Auxiliary Carry Flag (AC):
This flag is set or reset depending on whether there is a carry out as result of addition of the lower nibble data of an eight bit number.
Figure-4(b) Example of Auxiliary Carry Generation
Figure above shows the addition of two one byte (8-bit) numbers. It is observed that there is a carry out of the 1st nibble into the upper nibble, so the auxiliary flag (AC) will be set to ‘1’ . In case there is no carry out of 1st nibble addition then the auxiliary (AC) flag will be reset to ‘0’.
The zero flag is an indication of whether the result of addition or subtraction is zero or non-zero. If the addition or subtraction of two numbers result in zero, the zero (Z) flag is set to ‘1’, in case of a non-zero result the flag will be reset to zero.
Figure-5(c ) and (d): Example of Zero and Sign Flag setting
Figure (c ) above show binary subtraction of two equal numbers. The result is “ 0 0 0 0 “ which is zero, therefore the zero (Z) flag will be set to ‘1’.
The MSB of the number indicates its sign, and is of interest when dealing with signed numbers. For processing the unsigned numbers, we simply ignore the sign bit. The sign (S) flag will be set to ‘1’ if the result of addition or subtraction results in a negative answer. For the positive result the sign flag will be reset to ‘0’.

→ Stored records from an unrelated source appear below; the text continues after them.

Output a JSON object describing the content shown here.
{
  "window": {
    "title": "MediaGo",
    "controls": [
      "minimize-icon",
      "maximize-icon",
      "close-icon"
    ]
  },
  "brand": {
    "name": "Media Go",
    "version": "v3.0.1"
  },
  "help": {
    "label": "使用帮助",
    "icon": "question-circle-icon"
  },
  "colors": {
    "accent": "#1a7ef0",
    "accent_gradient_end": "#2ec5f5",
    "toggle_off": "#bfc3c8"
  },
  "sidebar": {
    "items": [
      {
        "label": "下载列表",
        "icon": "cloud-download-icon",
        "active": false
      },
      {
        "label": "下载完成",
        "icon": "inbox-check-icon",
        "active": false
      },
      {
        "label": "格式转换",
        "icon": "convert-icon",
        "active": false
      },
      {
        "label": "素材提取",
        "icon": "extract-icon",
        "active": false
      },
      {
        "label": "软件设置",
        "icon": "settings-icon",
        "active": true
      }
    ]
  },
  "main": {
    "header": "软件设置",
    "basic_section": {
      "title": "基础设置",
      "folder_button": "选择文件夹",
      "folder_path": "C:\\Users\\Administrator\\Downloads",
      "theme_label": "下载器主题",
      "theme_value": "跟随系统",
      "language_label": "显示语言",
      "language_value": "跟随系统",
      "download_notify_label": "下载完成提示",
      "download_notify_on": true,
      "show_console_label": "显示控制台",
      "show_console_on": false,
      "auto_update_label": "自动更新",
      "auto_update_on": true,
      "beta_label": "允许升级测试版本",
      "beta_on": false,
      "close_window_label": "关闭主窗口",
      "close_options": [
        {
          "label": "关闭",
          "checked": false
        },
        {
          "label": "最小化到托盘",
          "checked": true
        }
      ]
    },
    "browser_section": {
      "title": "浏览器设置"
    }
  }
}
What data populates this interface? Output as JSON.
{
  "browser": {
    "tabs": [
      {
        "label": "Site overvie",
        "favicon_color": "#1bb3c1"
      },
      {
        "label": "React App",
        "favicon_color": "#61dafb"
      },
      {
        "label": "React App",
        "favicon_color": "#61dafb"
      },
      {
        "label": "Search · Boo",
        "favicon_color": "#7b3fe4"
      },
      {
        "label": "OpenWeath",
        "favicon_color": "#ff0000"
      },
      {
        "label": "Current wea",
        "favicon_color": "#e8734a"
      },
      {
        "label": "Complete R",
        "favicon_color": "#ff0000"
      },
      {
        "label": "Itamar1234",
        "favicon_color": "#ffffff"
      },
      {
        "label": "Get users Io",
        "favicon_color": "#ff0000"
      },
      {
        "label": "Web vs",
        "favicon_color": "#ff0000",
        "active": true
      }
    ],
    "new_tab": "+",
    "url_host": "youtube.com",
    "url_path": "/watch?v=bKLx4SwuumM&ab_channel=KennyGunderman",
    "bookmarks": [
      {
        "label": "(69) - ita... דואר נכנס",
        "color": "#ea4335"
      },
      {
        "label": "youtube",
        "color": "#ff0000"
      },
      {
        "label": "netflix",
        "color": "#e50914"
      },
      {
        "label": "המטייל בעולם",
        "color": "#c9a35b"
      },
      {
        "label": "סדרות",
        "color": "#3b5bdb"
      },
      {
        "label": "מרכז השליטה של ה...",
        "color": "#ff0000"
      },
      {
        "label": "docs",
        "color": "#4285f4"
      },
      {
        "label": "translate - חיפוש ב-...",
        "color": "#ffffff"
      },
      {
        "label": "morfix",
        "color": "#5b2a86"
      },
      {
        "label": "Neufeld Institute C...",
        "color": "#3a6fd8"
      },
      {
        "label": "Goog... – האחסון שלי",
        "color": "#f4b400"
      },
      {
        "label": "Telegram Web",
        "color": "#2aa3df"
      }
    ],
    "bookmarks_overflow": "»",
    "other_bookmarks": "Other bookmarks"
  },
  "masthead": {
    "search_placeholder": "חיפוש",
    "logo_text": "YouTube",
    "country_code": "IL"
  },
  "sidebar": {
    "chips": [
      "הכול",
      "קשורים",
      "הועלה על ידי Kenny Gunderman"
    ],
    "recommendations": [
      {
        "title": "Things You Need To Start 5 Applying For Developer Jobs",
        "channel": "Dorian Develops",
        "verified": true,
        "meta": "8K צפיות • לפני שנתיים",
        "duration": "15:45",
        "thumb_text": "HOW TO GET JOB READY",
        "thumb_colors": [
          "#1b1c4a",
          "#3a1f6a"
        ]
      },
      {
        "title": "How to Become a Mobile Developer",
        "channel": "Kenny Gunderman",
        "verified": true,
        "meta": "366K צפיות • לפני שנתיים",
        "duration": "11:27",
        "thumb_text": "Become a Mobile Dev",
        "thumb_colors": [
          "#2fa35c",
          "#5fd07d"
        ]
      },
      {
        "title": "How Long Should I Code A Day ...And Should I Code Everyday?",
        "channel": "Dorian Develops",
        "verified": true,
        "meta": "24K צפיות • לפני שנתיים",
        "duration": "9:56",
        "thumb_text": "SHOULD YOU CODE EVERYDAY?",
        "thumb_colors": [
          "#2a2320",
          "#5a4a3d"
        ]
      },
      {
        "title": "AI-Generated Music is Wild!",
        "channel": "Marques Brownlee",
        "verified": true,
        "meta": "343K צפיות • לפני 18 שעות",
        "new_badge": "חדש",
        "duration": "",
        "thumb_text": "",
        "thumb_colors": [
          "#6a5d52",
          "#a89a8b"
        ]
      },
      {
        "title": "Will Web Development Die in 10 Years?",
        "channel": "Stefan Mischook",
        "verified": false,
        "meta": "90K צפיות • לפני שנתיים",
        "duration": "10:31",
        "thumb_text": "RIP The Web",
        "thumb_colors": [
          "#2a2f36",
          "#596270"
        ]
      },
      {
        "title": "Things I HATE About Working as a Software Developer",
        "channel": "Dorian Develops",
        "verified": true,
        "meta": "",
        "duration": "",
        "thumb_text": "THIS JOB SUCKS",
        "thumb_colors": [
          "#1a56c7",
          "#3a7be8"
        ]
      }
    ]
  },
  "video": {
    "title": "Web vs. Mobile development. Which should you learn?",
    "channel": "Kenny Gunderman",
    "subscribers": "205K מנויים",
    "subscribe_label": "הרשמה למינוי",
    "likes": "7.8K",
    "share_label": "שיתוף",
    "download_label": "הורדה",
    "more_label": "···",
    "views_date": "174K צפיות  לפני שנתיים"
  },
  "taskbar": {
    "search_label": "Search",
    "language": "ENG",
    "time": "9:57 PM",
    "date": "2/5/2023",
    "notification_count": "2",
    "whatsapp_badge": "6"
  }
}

In the above figure (d), +ve numbers is represented by taking the sign bit as ‘0’ and negative number is represented by taking the sign-bit as ‘1’. Negative number (-7) is represented as 11111000 in 1’s complement representation. So the addition of +6 (“00000110”) and -7(11111000”) results in “11111110”. In the example above the MSB of the result is ‘1’, it indicates that the result is negative, and this sets the sign (S) flag to ‘1’. For the positive result i.e. when the MSB of the result is ‘0’, the sign (S) flag is reset to ‘0’.